===== Task data =====

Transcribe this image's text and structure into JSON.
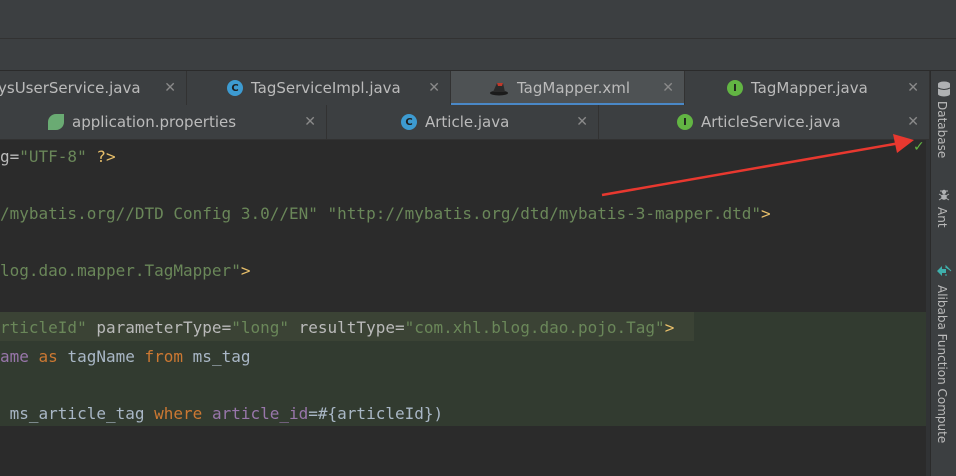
{
  "tabs_row1": [
    {
      "label": "ysUserService.java",
      "icon": "none"
    },
    {
      "label": "TagServiceImpl.java",
      "icon": "class-icon"
    },
    {
      "label": "TagMapper.xml",
      "icon": "mybatis-icon",
      "active": true
    },
    {
      "label": "TagMapper.java",
      "icon": "interface-icon"
    }
  ],
  "tabs_row2": [
    {
      "label": "application.properties",
      "icon": "spring-leaf-icon"
    },
    {
      "label": "Article.java",
      "icon": "class-icon"
    },
    {
      "label": "ArticleService.java",
      "icon": "interface-icon"
    }
  ],
  "close_glyph": "✕",
  "icon_glyphs": {
    "class": "C",
    "interface": "I"
  },
  "right_sidebar": {
    "database": "Database",
    "ant": "Ant",
    "alibaba": "Alibaba Function Compute"
  },
  "status_check": "✓",
  "code": {
    "l1": {
      "a": "g=",
      "b": "\"UTF-8\"",
      "c": " ?>"
    },
    "l2": {
      "a": "/mybatis.org//DTD Config 3.0//EN\"",
      "b": " ",
      "c": "\"http://mybatis.org/dtd/mybatis-3-mapper.dtd\"",
      "d": ">"
    },
    "l3": {
      "a": "log.dao.mapper.TagMapper\"",
      "b": ">"
    },
    "l4": {
      "a": "rticleId\"",
      "b": " parameterType=",
      "c": "\"long\"",
      "d": " resultType=",
      "e": "\"com.xhl.blog.dao.pojo.Tag\"",
      "f": ">"
    },
    "l5": {
      "a": "ame",
      "b": " as ",
      "c": "tagName",
      "d": " from ",
      "e": "ms_tag"
    },
    "l6": {
      "a": " ms_article_tag",
      "b": " where ",
      "c": "article_id",
      "d": "=#{articleId})"
    }
  },
  "colors": {
    "accent": "#4a88c7",
    "annotation_arrow": "#e8382f",
    "string": "#6a8759",
    "keyword": "#cc7832"
  }
}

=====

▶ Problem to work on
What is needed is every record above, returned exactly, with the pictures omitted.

▶ Solution to this problem
Transcribe this image's text and structure into JSON.
{
  "tabs_row1": [
    {
      "label": "ysUserService.java",
      "icon": "none"
    },
    {
      "label": "TagServiceImpl.java",
      "icon": "class-icon"
    },
    {
      "label": "TagMapper.xml",
      "icon": "mybatis-icon",
      "active": true
    },
    {
      "label": "TagMapper.java",
      "icon": "interface-icon"
    }
  ],
  "tabs_row2": [
    {
      "label": "application.properties",
      "icon": "spring-leaf-icon"
    },
    {
      "label": "Article.java",
      "icon": "class-icon"
    },
    {
      "label": "ArticleService.java",
      "icon": "interface-icon"
    }
  ],
  "close_glyph": "✕",
  "icon_glyphs": {
    "class": "C",
    "interface": "I"
  },
  "right_sidebar": {
    "database": "Database",
    "ant": "Ant",
    "alibaba": "Alibaba Function Compute"
  },
  "status_check": "✓",
  "code": {
    "l1": {
      "a": "g=",
      "b": "\"UTF-8\"",
      "c": " ?>"
    },
    "l2": {
      "a": "/mybatis.org//DTD Config 3.0//EN\"",
      "b": " ",
      "c": "\"http://mybatis.org/dtd/mybatis-3-mapper.dtd\"",
      "d": ">"
    },
    "l3": {
      "a": "log.dao.mapper.TagMapper\"",
      "b": ">"
    },
    "l4": {
      "a": "rticleId\"",
      "b": " parameterType=",
      "c": "\"long\"",
      "d": " resultType=",
      "e": "\"com.xhl.blog.dao.pojo.Tag\"",
      "f": ">"
    },
    "l5": {
      "a": "ame",
      "b": " as ",
      "c": "tagName",
      "d": " from ",
      "e": "ms_tag"
    },
    "l6": {
      "a": " ms_article_tag",
      "b": " where ",
      "c": "article_id",
      "d": "=#{articleId})"
    }
  },
  "colors": {
    "accent": "#4a88c7",
    "annotation_arrow": "#e8382f",
    "string": "#6a8759",
    "keyword": "#cc7832"
  }
}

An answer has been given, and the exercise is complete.